  1. H. E. Ponichtera, M. G. Shainheit, B. C. Liu, R. Raychowdhury, B. M. Larkin, J. M. Russo, D. B. Salantes, C.-Q. Lai, L. D. Parnell, T. J. Yun, C. Cheong, S. C. Bunnell, N. Hacohen, M. J. Stadecker. CD209a Expression on Dendritic Cells Is Critical for the Development of Pathogenic Th17 Cell Responses in Murine Schistosomiasis. The Journal of Immunology, 2014; DOI: 10.4049/jimmunol.1400121

Cite This Page:

Tufts University. "Progress in understanding immune response in severe schistosomiasis." ScienceDaily. ScienceDaily, 16 April 2014. <www.sciencedaily.com/releases/2014/04/140416101341.htm>.
Tufts University. (2014, April 16). Progress in understanding immune response in severe schistosomiasis. ScienceDaily. Retrieved October 23, 2014 from www.sciencedaily.com/releases/2014/04/140416101341.htm
Tufts University. "Progress in understanding immune response in severe schistosomiasis." ScienceDaily. www.sciencedaily.com/releases/2014/04/140416101341.htm (accessed October 23, 2014).

Share This



More Health & Medicine News

Thursday, October 23, 2014

Featured Research

from universities, journals, and other organizations


Featured Videos

from AP, Reuters, AFP, and other news services

Breakfast Debate: To Eat Or Not To Eat?

Breakfast Debate: To Eat Or Not To Eat?

Newsy (Oct. 23, 2014) Conflicting studies published in the same week re-ignited the debate over whether we should be eating breakfast. Video provided by Newsy
Powered by NewsLook.com
Ebola Fears Keep Guinea Hospitals Empty

Ebola Fears Keep Guinea Hospitals Empty

AP (Oct. 23, 2014) Fears of Ebola are keeping doctors and patients alike away from hospitals in the West African nation of Guinea. (Oct. 23) Video provided by AP
Powered by NewsLook.com
Despite Rising Death Toll, Many Survive Ebola

Despite Rising Death Toll, Many Survive Ebola

AP (Oct. 23, 2014) The family of a Dallas nurse infected with Ebola in the US says doctors can no longer detect the virus in her. Despite the mounting death toll in West Africa, there are survivors there too. (Oct. 23) Video provided by AP
Powered by NewsLook.com
Orthodontist Mom Jennifer Salzer on the Best Time for Braces

Orthodontist Mom Jennifer Salzer on the Best Time for Braces

Working Mother (Oct. 22, 2014) Is your child ready? Video provided by Working Mother
Powered by NewsLook.com

Search ScienceDaily

Number of stories in archives: 140,361

Find with keyword(s):
Enter a keyword or phrase to search ScienceDaily for related topics and research stories.

Save/Print:
Share:

Breaking News:

Strange & Offbeat Stories


Health & Medicine

Mind & Brain

Living & Well

In Other News

... from NewsDaily.com

Science News

Health News

Environment News

Technology News



Save/Print:
Share:

Free Subscriptions

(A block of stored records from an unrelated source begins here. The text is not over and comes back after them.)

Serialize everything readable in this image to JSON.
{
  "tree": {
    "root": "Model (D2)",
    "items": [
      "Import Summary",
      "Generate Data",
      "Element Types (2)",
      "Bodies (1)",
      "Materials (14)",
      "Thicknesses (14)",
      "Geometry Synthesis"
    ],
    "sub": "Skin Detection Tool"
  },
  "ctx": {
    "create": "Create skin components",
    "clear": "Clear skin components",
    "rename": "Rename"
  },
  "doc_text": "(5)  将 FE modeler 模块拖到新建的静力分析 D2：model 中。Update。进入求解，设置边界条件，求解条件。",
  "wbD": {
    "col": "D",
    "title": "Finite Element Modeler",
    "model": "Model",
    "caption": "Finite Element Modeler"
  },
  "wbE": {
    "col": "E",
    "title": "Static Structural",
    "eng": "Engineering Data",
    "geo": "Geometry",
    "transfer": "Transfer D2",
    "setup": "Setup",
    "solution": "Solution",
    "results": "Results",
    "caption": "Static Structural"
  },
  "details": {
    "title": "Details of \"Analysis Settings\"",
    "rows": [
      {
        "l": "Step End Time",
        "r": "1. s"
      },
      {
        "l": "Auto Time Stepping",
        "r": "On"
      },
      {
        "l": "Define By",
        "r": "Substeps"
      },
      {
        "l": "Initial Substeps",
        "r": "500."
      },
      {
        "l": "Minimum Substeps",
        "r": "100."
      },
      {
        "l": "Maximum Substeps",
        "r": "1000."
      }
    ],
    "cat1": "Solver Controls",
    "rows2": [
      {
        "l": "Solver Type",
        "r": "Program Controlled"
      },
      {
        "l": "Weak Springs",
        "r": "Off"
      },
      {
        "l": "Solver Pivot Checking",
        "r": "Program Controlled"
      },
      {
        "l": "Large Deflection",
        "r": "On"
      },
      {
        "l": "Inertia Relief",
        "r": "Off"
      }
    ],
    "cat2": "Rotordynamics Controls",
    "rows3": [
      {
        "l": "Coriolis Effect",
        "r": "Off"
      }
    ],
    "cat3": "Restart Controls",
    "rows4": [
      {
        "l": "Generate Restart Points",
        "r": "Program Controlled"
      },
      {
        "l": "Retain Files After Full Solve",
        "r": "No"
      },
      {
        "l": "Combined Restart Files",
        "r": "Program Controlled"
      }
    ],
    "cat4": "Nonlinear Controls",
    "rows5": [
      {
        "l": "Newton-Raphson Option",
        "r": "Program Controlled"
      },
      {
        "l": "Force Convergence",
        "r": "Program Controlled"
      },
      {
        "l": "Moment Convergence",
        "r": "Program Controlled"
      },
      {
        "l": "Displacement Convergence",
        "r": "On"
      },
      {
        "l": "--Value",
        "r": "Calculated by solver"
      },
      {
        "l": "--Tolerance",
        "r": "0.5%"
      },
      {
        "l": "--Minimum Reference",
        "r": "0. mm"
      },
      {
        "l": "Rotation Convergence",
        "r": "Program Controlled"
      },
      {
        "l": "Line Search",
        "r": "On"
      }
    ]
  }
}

Get the latest science news with ScienceDaily's free email newsletters, updated daily and weekly. Or view hourly updated newsfeeds in your RSS reader:

Get Social & Mobile


Keep up to date with the latest news from ScienceDaily via social networks and mobile apps:

Have Feedback?


Tell us what you think of ScienceDaily -- we welcome both positive and negative comments. Have any problems using the site? Questions?
Mobile: iPhone Android Web
Follow: Facebook Twitter Google+
Subscribe: RSS Feeds Email Newsletters
Latest Headlines Health & Medicine Mind & Brain Space & Time Matter & Energy Computers & Math Plants & Animals Earth & Climate Fossils & Ruins